This year, Hanukkah begins at sundown on Sunday, Nov. 28, and ends on Monday, Dec. 6, and this time of year, feasting is definitely in season. If you’re following a plant-based diet, however, family feasts might prove to be a little difficult to navigate, especially if the fare is generally of a dairy or meat-based variety. Fortunately, we’ve put together a smattering of vegan Hanukkah desserts that will have even your non-vegan relatives shouting "oy vey!" — in a good way.
Round Vegan Apple Cinnamon Challah
Challah bread isn’t strictly a dessert food, per se, but that doesn’t mean it can’t be! This tasty recipe from The Jewish Vegan is technically for Rosh Hashanah, but would be a delicious treat at any Hanukkah gathering. The Round Vegan Apple Cinnamon Challah is sweetened with maple syrup and sugar, filled with chopped apples, and topped with cinnamon sugar. Best of all, if everyone is too full from dinner, the leftovers will make for a great breakfast option the next morning.
Comedian Jerry Seinfeld had an entire bit dedicated to the deliciousness of the chocolate babka, and it’s easy to see why. Swirls of chocolate and enriched dough make this brioche-style bread really stand out on a dessert table. Domestic Gothess’ recipe is bereft of eggs, dairy, and any weird ingredients. Instead, the babka relies on the most essential ingredients in a baker’s arsenal: flour, yeast, patience, and time.
Rugelach is typically a light, buttery pastry that takes a good deal of time and effort to make, but boy is it worth it. Typical recipes call for cream cheese and dairy butter, but vegan chefs don’t need all that nonsense to make a scrumptious version of this traditional cookie. This recipe from That’s One Tough Cookie replaces those elements with vegan cream cheese and margarine, and invites home bakers to add any filling they like, including cinnamon, raisins, walnuts, and/or chocolate.
Easy Homemade Hanukkah Gelt

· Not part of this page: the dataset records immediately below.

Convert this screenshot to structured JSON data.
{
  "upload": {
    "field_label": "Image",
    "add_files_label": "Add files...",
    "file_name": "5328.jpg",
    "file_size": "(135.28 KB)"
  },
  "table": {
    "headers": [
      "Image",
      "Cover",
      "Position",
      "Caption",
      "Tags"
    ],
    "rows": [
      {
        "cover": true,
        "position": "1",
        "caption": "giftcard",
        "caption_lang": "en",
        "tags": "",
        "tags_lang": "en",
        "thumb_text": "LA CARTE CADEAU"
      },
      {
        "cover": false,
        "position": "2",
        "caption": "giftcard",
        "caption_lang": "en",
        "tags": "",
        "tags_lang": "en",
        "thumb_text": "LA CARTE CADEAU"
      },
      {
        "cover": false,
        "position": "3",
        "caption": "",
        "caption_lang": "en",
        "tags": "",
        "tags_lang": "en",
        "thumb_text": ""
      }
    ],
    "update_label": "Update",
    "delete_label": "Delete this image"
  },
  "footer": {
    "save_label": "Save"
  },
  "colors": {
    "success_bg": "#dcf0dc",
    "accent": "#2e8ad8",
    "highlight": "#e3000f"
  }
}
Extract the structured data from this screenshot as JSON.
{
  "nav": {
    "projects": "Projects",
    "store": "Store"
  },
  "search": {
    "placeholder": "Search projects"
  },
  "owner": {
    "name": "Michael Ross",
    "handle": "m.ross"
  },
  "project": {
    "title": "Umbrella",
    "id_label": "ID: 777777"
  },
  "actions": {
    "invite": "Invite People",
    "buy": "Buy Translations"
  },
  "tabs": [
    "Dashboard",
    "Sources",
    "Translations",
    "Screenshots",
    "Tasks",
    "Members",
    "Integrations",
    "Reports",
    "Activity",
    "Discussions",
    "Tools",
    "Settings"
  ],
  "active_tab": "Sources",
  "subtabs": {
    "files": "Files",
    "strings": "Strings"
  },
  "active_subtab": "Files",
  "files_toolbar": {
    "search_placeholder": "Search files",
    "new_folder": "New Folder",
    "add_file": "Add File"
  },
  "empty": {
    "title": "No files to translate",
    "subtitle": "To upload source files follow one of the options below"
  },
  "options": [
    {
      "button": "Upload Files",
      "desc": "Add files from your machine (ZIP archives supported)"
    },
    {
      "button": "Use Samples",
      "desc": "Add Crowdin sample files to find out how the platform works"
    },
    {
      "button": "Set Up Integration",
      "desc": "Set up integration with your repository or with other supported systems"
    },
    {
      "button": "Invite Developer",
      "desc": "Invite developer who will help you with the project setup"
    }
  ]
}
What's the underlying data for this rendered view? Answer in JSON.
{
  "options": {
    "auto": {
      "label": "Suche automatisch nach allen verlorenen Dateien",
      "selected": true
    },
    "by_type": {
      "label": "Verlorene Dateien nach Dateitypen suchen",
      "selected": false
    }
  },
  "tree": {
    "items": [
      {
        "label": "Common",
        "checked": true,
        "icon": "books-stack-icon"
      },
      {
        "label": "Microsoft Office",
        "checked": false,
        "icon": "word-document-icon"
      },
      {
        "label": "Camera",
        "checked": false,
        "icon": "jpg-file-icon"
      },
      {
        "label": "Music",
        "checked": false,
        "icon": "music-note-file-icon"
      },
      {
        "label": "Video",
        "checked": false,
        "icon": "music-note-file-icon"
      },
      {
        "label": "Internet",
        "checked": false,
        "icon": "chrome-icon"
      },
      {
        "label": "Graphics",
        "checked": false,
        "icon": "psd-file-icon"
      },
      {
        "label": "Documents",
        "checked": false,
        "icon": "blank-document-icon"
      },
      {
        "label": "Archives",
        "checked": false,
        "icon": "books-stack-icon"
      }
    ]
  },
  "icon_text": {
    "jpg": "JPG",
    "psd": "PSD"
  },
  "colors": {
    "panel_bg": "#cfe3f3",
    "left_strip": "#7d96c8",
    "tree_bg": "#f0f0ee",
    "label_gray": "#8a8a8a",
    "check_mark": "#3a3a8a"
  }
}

During the high holidays, gelt can be bought for a few bucks from a local pharmacy — and pareve varieties are almost always vegan, since they are dairy-free. If you want to make your own, Eating by Elaine has a great recipe and even teaches you how to mold and wrap your gelt to make it stand out at your holiday get-together. In addition, Elaine’s Hanukkah gelt cookies are yet another way to serve these vegan treats as a more substantial after-dinner snack.
Even though hamantaschen are traditionally served during Purim, no one will be upset to see these jam-filled pastries out at your Hanukkah party. The Vegan Atlas’ recipe uses vegan butter and replaces eggs with applesauce. The recipe even uses spelt flour as a replacement for traditional white flour.
Sufganiyot, aka Jelly Donuts
This recipe for vegan jelly donuts comes courtesy of PETA and The Big Bang Theory actress and author Mayim Bialik. Also known as sufganiyot, these traditional donuts are typically made of fried, yeasted dough, which is coated in sugar and stuffed full of sweet jam or jelly. Bialik’s version is like most others, though it uses plant-based milk, butter, and eggs instead of animal-based options. Like many other recipes on this list, these donuts are labor-intensive, but they are worth both the effort and the calories.
PB&J Graham Cracker Thumbprints
If donuts and buttery pastries aren’t your speed, you could go for a lighter form of dessert confection. These thumbprint cookies from Minimalist Baker replace the eggs in a traditional recipe with a flax egg that does the trick. The nostalgic combo of peanut butter and jelly is sure to please kids and grownups alike.
Apple, Ginger & Cardamom Compote
It might seem like applesauce is a no-brainer when it comes to plant-based eating, and it is, but that doesn’t mean it can’t be a yummy addition to your next holiday dessert offering. This Apple, Ginger & Cardamom Compote from Green Kitchen Stories is a robust play on an old classic and might enhance some palettes by introducing new flavors to the fam. It also pairs well with potato latkes during the main course.